We also translate surf and skate lifestyle into the Chinese culture. That may not sound like much, but once you spend a little time there, you realize that we don’t understand them as much as we think we do and vice versa.
They were a closed society while we were going through the modern Cultural Revolution. Coupled with their distinctly philosophical culture and their calligraphic written language (not an alphabet, symbols are words or complete concepts) and we find that it’s impossible to translate anything literally. You have to translate for concept.
That’s especially hard for the surf skate culture and our many uses of slang and counter culture concepts (“bad ass” is good. Say that in Chinese and they’ll drive you straight to the proctologist). The only way to get it right is a discussion on every point we try to make. The Wabsono group is good at it.
Vans, Nike SB/6.0, Quiksilver and Billabong are all engaged in the Chinese market. We’ve been working with Skatepark Systems, Quiksilver, Billabong, Woodward Beijing, Ocean and Earth and most importantly, the central government’s Secretary General of the “Extreme Sports” association.
We are running four skate contests culminating at the second Hangzhou Surf Festival in September. We’ve also begun discussions with the Tourist bureau and local Hainan business’ in the hope of helping them develop the island as a surf vacation destination.
Wabsono International has been in business for years. Its core business has been apparel manufacturing, recycled paper/packaging, lumber and building materials.
As an apparel source for Quiksilver Asia and Ocean and Earth, the group was introduced to the surf/skate lifestyle and wanted to help it grow within their country.
We are in discussion with select US skate and surf brands to license, distribute and or start joint ventures as the market begins to develop. We are always interested in helping other brands enter the market. We need more legit brands to help grow the lifestyle. This isn’t an exclusive party, the more the merrier.
Currently we are getting funding from the few endemic brands that are currently in the market and a few forward looking Chinese companies that target the youth market.
There isn’t any doubt that with a middle class the size of the entire U.S. population and the way that the current Chinese skate culture is growing, that the action sports lifestyle is poised to grow very quickly. The real question will be how.
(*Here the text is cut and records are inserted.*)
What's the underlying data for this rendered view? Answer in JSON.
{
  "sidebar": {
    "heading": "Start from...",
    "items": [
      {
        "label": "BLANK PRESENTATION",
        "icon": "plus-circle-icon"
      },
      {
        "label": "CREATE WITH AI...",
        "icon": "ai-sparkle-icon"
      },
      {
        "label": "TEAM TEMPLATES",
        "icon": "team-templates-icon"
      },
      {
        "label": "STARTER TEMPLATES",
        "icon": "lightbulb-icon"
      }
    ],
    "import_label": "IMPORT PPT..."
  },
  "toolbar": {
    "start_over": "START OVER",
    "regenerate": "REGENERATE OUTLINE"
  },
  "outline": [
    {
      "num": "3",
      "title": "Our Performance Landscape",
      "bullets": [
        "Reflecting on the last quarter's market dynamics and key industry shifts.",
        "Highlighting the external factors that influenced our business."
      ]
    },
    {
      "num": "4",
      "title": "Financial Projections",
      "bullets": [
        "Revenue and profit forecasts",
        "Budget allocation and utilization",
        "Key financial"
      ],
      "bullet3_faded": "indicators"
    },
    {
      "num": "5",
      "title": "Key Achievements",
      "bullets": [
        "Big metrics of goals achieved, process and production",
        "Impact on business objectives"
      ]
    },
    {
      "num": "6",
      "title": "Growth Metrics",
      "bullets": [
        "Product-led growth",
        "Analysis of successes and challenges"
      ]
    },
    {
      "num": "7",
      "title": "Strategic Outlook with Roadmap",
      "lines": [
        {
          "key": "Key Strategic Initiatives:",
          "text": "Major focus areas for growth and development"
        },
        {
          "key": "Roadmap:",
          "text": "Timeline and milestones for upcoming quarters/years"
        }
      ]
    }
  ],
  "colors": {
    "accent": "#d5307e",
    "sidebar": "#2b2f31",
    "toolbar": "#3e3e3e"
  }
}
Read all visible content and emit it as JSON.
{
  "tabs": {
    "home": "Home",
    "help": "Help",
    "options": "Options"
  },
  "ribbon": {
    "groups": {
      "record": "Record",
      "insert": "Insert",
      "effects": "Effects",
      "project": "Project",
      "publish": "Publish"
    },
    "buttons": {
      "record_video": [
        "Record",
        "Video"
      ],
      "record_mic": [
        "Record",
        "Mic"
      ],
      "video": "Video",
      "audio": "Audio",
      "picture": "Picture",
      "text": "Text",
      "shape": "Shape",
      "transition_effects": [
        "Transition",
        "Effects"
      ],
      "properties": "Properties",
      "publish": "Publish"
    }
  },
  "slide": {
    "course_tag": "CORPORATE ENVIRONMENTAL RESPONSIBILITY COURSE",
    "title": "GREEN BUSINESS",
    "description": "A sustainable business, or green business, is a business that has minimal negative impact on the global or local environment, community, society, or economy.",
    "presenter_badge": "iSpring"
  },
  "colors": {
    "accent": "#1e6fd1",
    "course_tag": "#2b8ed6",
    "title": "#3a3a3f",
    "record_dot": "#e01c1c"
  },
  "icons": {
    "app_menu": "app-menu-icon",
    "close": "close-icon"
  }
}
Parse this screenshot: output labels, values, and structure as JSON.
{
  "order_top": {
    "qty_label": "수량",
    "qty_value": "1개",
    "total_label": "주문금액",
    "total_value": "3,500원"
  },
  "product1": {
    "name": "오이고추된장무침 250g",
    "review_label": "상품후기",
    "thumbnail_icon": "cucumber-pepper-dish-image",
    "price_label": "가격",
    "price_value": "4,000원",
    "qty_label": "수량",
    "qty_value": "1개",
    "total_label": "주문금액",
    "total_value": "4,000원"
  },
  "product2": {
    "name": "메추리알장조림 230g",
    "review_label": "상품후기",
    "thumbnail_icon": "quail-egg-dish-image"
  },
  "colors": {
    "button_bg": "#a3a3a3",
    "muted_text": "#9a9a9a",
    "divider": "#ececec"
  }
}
The Chinese culture and government are so different than ours. To think we can clone the U.S. individualist action sports culture and drop it into China is arrogant and narrow minded. They’ll grow a style of their own. If you can work with them, you’ll enjoy the benefits. If you try to muscle them with your “tried and true” western ways, you’ll fail.